When the siren blares, smokejumpers race to a rack running the length of the building with jumpsuits at the ready. The suits are a weave of puncture-proof Kevlar and Nomex, and they’re made upstairs in a workspace laden with sewing machines and fabric bolts.
With just 400 smokejumpers nationwide, this unique garment is too bespoke for a contractor to produce, so the crews cut and sew their own. They cobble together the rest of their protective kit — knee pads, face mask — from an amalgam of sports.
“It’s a cross of motorcycle gear, hockey equipment, a homemade jumpsuit and a ski helmet,” said base manager Charles McCarthy, who has more than 400 jumps to his name.
Within five minutes, the crew suits up in 85 pounds of gear and boards a waiting turboprop plane. The team consists of eight smokejumpers and two spotters. Two pilots fly the CASA C-212 Aviocar airplane, which is popular with parachuters for its retractable rear ramp.
Wearing flight suits and harnesses, spotters occupy front-facing seats in the cramped cabin while the jumpers face each other in two rows lining the body of the plane. The spotters command the mission and determine the jump site, looking for a meadow or clearing with at least a 50-foot radius that steers clear of hazardous trees.

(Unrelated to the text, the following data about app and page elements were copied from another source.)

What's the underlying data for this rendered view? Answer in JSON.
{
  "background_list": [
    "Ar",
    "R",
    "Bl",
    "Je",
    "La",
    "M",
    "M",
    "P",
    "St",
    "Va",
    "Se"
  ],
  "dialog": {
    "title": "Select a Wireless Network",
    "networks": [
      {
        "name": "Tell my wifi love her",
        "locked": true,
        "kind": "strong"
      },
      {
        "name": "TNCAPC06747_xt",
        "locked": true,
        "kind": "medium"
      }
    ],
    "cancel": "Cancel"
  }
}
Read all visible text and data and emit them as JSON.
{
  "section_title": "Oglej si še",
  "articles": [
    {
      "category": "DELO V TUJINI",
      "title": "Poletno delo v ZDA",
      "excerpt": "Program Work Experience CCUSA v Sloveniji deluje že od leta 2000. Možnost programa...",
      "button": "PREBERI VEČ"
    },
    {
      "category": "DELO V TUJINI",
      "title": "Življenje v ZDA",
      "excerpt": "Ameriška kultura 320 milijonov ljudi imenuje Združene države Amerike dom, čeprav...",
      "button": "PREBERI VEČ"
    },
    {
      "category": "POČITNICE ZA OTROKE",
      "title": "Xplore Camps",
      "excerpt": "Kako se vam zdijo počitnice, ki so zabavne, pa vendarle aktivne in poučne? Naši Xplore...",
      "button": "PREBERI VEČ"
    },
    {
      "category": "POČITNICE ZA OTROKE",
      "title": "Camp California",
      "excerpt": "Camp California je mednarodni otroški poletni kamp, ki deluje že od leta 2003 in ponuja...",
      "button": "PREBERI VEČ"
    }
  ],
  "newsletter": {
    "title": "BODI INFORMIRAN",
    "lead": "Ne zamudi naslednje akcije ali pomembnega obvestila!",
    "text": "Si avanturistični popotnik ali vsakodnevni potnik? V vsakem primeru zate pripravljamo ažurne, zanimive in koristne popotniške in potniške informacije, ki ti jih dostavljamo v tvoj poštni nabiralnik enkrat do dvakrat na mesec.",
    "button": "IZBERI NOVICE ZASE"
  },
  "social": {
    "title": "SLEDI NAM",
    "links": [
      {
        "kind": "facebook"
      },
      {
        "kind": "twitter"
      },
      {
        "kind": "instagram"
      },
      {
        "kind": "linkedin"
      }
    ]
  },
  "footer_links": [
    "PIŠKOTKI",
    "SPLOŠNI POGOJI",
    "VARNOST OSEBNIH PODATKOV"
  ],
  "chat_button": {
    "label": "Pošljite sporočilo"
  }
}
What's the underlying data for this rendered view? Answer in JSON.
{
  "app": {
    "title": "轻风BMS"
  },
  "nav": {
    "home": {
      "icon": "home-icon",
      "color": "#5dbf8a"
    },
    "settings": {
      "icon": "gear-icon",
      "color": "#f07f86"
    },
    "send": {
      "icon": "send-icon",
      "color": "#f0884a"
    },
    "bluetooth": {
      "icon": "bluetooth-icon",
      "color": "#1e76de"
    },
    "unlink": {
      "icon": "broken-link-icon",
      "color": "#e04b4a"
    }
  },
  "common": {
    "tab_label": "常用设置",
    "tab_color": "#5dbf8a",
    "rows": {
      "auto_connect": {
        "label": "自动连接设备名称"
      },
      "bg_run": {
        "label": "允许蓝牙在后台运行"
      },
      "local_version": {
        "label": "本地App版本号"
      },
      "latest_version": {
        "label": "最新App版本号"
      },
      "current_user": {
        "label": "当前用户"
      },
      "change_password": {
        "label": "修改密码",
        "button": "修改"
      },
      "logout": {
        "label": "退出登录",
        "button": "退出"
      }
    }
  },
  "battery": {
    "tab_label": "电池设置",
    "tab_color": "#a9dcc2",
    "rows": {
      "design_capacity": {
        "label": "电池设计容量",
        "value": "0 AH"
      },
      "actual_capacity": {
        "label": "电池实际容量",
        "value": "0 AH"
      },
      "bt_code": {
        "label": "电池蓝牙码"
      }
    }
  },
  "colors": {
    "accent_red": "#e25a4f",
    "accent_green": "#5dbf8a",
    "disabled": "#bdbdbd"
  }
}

They relay information to ground control in Winthrop and dispatch in East Wenatchee and help pilots guide the aircraft into position for the jump.
Spotters first toss crepe paper streamers down to gauge the wind — the most important variable in parachuting.
“You’re at the mercy of the wind,” McCarthy said. “There’s no power to these parachutes.”
When it’s time to jump, the plane slows and flies 3,000 feet above ground level. The jumpers-in-command go first and radio back a report on ground conditions. If additional firefighters are requested, pairs of smokejumpers parachute in two-minute intervals — about the amount of time it takes for previous jumpers to land. Once everyone is on the ground, the pilots release a box of cargo that also descends via parachute.
The cargo contains everything the firefighters need to put out the blaze and survive in the backcountry: chain saw; tree climbing equipment; portable pump and hose; 7.5 gallons of water for every two people; food rations like canned soup and beef jerky; and sleeping bags and tools, including the wildland firefighter’s special: a Pulaski ax.
When it comes time to put out the fire, firefighters dig fire lines to cordon off the blaze and till the soil to starve the fire of fuel, so it dies naturally.
“Like you’re gardening: Turn over the wet dirt and mix it in,” McCarthy said.
The crew typically spends the night on-site and hand-turns the embers come morning to ensure they’re cold. Once the fire is confirmed dead, they load up 110 pounds of gear each and hike to the nearest ridgetop for helicopter extraction. Before the advent of the chopper, the end of a mission entailed hiking miles out of the deep backcountry with heavy gear or waiting for a pack horse.
Missions usually mean at least 24 hours away from civilization, and a stop for a burger is de rigueur on the way back to the base.
In mid-June, seven newly minted smokejumpers graduated from the North Cascades training with 30 practice jumps. Days later, several rookies were deployed to assist with firefighting in British Columbia, one source of smoke plaguing the U.S. By early July, North Cascades smokejumpers had made 34 jumps to staff six fires ignited by lightning strikes along the Cascade crest.
In a summer during which wildfire smoke has already blanketed large swaths of the U.S., the work performed by this small but uniquely skilled band of firefighters is more important than ever, and their ability to reach remote fires quickly is invaluable.
“For every minute the fire grows, the fewer the options we have,” said USFS Forest Fire Staff Officer Kyle Cannon, who is based at the East Wenatchee dispatch. “As a fire manager, it’s comforting to know the jumpers are up in the air.”